• [PROBLEM]
Based on the entries below, how many lines contain the word "macro"? Respond with only the number.

• [DATA SHOWN]
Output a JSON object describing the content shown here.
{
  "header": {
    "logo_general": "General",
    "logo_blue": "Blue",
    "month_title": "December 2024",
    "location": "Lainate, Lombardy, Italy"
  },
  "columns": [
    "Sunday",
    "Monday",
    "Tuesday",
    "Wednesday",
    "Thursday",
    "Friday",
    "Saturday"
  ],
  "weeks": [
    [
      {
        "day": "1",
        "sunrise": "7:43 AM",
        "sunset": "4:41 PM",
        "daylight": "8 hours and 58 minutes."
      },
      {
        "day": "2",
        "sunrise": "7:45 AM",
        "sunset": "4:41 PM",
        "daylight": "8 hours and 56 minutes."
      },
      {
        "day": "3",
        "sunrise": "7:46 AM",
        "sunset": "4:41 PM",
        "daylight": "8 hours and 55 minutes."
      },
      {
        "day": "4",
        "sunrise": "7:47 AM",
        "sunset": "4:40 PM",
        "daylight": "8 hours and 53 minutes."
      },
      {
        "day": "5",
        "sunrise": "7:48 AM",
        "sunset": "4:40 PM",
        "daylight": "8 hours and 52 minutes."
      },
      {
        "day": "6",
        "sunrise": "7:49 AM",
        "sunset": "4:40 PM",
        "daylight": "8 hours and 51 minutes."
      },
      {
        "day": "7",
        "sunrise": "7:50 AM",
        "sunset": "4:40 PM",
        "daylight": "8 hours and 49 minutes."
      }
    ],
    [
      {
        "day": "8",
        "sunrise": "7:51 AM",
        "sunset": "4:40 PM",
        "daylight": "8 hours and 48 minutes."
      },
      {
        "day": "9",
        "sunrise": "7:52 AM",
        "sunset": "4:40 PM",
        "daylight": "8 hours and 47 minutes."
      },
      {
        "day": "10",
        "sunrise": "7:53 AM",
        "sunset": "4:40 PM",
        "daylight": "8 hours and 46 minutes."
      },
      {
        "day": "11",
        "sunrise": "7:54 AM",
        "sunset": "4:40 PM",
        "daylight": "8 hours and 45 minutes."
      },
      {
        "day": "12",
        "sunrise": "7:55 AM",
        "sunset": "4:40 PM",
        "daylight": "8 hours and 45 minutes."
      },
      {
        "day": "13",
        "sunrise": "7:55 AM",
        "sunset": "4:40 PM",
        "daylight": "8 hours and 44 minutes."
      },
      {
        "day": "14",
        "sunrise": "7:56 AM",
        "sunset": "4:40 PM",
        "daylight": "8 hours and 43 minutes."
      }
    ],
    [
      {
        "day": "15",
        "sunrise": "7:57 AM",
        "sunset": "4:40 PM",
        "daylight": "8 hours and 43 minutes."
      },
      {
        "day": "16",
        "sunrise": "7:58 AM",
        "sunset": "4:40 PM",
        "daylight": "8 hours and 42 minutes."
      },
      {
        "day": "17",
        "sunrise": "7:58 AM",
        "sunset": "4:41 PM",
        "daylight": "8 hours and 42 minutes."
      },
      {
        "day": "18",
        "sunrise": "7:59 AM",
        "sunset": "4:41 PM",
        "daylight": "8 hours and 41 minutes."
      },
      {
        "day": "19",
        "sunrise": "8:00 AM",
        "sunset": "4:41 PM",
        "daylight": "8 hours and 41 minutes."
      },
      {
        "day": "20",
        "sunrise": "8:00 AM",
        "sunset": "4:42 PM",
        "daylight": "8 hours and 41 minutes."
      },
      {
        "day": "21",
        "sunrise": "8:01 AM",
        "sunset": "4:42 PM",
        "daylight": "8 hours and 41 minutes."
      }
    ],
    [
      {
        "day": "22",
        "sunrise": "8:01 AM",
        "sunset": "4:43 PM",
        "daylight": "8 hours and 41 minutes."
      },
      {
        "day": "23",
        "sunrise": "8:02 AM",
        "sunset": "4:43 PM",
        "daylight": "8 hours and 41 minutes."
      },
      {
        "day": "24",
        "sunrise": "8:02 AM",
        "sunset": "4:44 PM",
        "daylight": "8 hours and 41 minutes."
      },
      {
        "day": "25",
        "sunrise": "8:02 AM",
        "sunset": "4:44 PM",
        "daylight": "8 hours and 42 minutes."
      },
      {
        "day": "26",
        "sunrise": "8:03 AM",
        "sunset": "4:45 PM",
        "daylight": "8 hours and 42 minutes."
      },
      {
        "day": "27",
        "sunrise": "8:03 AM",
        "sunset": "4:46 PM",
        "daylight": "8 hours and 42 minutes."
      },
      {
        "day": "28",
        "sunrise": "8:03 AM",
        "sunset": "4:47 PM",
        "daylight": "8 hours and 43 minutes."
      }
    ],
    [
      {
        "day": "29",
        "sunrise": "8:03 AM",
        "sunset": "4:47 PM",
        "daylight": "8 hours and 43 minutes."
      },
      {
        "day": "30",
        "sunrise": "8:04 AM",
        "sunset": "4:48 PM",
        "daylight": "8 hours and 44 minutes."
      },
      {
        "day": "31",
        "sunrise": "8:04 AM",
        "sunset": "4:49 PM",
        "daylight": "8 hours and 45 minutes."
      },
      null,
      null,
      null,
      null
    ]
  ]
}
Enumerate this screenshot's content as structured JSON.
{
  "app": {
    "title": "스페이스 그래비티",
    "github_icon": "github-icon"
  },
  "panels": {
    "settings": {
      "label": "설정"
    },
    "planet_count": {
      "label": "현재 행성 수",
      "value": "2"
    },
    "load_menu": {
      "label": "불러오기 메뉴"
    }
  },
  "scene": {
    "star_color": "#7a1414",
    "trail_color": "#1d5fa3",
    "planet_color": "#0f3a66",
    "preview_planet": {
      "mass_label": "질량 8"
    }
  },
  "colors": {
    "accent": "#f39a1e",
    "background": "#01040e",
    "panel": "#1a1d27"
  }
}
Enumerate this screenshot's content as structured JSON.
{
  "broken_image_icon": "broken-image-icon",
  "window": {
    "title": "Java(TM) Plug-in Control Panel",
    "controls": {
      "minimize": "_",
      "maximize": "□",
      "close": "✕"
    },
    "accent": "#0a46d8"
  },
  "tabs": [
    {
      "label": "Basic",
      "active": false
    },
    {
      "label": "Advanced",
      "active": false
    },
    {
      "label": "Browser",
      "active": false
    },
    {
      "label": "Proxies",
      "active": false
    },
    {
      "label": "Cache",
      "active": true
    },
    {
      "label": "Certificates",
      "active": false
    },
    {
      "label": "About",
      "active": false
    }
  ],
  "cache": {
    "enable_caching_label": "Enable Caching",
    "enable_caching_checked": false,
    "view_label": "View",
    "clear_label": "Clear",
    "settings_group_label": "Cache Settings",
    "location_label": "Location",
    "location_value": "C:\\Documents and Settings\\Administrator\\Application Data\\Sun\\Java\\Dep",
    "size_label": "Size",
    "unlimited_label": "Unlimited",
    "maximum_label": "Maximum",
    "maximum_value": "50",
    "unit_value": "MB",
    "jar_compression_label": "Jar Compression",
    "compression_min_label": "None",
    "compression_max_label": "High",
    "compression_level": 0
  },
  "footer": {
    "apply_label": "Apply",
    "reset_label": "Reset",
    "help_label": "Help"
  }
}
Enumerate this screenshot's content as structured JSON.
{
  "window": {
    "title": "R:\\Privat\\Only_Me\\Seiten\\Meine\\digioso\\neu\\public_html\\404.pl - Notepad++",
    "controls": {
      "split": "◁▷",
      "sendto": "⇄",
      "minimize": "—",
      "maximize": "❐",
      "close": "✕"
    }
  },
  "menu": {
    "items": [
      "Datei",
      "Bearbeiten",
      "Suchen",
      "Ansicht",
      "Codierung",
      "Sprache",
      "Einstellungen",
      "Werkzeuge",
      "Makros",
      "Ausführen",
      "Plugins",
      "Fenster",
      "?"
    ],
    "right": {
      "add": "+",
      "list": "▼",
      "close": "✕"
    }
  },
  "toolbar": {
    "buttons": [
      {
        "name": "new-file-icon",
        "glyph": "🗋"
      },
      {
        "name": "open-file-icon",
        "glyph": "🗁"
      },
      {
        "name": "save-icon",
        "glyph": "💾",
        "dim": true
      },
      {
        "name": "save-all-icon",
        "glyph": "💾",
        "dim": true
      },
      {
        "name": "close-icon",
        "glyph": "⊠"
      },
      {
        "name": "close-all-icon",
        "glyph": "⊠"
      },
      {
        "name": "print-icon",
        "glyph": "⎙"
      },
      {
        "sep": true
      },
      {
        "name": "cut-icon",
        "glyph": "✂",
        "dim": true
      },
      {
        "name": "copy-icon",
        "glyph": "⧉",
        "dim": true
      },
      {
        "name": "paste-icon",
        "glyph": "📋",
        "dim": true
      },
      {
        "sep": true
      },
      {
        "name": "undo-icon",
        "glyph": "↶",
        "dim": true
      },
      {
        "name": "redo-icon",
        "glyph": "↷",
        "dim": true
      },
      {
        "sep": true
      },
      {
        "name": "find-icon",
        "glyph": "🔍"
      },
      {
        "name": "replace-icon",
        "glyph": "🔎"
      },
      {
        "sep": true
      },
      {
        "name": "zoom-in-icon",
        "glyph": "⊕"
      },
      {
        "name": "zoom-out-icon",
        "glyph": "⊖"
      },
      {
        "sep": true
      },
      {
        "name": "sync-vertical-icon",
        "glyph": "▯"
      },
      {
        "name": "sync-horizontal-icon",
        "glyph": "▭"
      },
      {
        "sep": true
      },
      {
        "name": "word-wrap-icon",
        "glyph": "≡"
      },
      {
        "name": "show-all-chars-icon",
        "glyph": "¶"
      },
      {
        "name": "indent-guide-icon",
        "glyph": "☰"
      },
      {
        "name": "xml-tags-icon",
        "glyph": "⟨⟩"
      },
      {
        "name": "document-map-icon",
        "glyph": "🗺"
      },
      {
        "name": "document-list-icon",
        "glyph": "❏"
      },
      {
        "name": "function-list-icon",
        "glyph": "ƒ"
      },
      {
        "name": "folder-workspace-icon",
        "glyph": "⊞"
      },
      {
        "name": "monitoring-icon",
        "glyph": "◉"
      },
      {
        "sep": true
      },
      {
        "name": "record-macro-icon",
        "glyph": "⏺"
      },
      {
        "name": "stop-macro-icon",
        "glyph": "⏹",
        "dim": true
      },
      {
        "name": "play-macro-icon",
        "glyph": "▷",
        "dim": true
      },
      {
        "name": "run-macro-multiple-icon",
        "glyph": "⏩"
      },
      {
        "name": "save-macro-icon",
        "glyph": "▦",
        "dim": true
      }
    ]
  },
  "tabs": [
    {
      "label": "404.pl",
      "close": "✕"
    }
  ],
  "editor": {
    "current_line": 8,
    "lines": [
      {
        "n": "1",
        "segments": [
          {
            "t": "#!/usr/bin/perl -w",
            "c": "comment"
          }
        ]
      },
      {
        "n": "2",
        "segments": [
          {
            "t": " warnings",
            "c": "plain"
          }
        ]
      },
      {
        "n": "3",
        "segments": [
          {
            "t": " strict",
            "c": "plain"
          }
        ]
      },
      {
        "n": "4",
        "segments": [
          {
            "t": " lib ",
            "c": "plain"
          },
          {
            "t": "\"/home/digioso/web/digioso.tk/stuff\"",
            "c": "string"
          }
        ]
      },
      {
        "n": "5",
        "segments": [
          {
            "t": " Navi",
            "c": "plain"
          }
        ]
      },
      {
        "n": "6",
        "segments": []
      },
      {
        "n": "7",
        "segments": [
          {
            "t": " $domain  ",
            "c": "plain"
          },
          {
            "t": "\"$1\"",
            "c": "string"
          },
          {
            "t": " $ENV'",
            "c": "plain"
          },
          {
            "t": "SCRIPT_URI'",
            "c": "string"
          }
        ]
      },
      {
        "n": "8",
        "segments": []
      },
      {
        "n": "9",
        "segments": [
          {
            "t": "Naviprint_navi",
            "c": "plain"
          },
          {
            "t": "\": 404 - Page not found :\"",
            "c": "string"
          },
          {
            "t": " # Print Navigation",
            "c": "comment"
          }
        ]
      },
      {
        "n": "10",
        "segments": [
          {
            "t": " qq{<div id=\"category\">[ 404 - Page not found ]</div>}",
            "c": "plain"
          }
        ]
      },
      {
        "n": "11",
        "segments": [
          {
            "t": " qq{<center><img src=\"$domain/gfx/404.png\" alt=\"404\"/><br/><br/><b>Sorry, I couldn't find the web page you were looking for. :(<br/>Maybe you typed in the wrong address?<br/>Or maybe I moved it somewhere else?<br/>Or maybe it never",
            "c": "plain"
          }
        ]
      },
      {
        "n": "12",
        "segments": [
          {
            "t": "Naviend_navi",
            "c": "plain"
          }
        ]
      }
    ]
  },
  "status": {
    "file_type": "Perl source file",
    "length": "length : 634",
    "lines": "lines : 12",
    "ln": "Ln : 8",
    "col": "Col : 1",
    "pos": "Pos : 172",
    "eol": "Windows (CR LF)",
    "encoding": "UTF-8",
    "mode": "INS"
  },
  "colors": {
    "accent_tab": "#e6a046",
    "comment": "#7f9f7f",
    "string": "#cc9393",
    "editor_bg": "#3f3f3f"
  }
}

• [EXERCISE RESPONSE]
5